New Scale Robotics announces a new partnership with FANUC Americas as an Authorized Systems Integrator (ASI). This new relationship expands the FANUC system’s capabilities by enabling the automation of manual gauging processes, helping manufacturers eliminate bottlenecks and improve productivity. By automating tedious manual gauging tasks, New Scale’s Q-Span® systems improve measurement consistency, repeatability, and throughput while eliminating data entry errors. Working together, FANUC’s CRX robot with New Scale Robotics’ Q-Span system help high-mix, small-batch manufacturers to improve throughput, process control, and yield.
🦾 Factory Visit: Investment bankers tour client’s robot-filled machine shop
“Many shops can’t get the parts out because their quality control has gone from four days to six weeks. They just don’t have the staff and it becomes a major bottleneck in the company,” Dave Henderson explains. New Scale’s Q-Span workstation is a robotic arm that has grippers on the end that can pick up parts and then measure them using an automated dimensional gauging system.
“We saw a need for lower cost, easier to use, less risky, and more flexible automation to allow small- and medium-size enterprises to leverage automation just as the big guys have for decades,” according to Josh Pawley. “The shortage of welders and skilled fabricators is the biggest driver of our business,” says Pawley. “It’s largely the nature of welding – it’s dull, dirty and dangerous in many cases. There are not a lot of folks going into the space, and the average age of a welder is in the late 50s. But the most dull and dirty jobs can be supplemented with automation.”

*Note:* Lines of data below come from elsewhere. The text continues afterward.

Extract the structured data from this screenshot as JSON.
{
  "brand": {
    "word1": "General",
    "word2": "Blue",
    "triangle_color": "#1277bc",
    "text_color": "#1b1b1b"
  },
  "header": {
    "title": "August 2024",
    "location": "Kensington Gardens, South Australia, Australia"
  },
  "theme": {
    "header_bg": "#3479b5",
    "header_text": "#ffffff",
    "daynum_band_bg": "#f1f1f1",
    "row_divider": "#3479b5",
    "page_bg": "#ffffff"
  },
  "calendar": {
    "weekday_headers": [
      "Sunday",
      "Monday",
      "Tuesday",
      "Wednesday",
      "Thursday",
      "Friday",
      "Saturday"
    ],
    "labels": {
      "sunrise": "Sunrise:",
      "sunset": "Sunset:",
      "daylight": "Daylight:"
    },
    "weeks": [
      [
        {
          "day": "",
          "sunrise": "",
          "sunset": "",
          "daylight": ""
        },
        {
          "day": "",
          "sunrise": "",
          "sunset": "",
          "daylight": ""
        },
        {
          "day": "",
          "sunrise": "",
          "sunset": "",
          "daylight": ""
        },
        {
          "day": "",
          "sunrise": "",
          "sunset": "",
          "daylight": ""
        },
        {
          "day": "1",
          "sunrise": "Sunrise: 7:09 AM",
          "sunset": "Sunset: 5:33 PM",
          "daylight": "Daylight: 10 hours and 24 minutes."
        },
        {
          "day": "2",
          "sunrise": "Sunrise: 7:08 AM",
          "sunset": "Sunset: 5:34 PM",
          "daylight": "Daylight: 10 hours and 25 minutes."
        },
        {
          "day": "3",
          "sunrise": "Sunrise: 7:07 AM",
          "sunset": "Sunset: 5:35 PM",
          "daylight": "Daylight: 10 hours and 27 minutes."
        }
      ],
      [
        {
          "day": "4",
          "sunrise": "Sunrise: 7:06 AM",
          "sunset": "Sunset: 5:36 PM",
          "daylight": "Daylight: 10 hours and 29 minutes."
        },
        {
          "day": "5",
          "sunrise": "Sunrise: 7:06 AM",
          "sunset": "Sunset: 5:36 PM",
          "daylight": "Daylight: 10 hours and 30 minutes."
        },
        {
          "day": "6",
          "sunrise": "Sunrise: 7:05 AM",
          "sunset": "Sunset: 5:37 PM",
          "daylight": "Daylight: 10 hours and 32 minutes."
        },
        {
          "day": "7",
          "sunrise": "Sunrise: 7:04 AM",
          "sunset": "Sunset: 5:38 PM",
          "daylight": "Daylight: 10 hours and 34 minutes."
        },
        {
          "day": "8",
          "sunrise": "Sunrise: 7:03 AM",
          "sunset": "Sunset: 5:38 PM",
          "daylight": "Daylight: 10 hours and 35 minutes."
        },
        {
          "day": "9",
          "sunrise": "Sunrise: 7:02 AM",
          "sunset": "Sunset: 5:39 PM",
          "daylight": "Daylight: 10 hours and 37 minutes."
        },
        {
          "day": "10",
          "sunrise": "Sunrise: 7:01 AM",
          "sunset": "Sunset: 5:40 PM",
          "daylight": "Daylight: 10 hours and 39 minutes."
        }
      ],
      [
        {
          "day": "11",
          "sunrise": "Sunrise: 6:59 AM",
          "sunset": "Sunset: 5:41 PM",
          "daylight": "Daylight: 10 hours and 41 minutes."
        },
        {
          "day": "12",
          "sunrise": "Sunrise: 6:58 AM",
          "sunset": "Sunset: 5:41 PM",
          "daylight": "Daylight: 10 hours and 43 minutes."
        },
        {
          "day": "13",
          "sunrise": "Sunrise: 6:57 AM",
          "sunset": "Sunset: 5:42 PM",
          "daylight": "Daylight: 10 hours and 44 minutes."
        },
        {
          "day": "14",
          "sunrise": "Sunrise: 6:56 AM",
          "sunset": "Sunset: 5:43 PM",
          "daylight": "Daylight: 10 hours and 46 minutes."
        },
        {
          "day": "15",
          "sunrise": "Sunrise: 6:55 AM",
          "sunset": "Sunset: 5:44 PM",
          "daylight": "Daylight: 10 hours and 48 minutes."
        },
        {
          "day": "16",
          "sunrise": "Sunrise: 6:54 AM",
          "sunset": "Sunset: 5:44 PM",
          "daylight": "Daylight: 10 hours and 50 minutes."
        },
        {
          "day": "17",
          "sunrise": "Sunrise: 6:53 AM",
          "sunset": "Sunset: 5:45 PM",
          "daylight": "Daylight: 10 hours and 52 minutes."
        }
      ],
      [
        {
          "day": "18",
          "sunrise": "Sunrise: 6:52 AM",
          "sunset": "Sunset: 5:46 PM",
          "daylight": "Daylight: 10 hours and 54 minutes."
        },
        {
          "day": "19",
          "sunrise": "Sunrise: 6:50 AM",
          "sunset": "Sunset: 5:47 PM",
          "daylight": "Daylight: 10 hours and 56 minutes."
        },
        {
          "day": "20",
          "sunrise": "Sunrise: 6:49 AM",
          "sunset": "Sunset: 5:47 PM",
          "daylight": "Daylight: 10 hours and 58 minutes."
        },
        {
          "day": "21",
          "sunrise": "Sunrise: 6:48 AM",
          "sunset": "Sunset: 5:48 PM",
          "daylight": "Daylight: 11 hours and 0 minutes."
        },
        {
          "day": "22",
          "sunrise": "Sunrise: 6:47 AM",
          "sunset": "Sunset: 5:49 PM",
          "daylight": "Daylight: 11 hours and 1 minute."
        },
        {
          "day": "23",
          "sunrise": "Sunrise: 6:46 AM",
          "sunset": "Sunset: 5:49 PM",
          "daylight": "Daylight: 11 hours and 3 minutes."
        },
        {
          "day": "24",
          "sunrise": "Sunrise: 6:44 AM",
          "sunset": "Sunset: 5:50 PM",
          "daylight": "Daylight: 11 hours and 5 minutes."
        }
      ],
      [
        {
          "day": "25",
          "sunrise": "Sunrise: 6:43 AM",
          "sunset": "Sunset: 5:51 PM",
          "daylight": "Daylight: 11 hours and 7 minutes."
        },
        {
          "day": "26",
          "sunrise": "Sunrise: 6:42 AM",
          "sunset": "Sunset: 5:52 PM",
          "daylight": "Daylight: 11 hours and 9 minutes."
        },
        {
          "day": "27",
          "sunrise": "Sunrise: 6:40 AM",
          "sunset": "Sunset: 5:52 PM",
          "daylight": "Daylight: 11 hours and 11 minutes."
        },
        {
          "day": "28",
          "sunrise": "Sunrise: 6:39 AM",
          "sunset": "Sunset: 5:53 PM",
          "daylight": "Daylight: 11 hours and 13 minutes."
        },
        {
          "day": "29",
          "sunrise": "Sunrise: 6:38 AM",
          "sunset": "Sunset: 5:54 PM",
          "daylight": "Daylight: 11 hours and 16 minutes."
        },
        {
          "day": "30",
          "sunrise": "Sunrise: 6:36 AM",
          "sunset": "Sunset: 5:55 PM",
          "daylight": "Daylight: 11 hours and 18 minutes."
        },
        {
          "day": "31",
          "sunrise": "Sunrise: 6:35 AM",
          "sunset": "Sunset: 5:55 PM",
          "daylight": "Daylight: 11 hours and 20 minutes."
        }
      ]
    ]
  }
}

“Incremental automation is very important, the ability to break it down into step-by-step pieces,” Henderson says. “We consistently get requests from people who were thinking of heavy integration, but they haven’t had any automation before, and they wanted a turnkey system which cost $1 million and take a year to implement. “But traditional automation for some fabricators is too much to jump into to begin with. We can get them up and running in three months for $100,000. By doing that you empower your staff to operate machines, as opposed to having turnkey systems that are dependent on the system integrator. So you get the best out of both automation and your people.”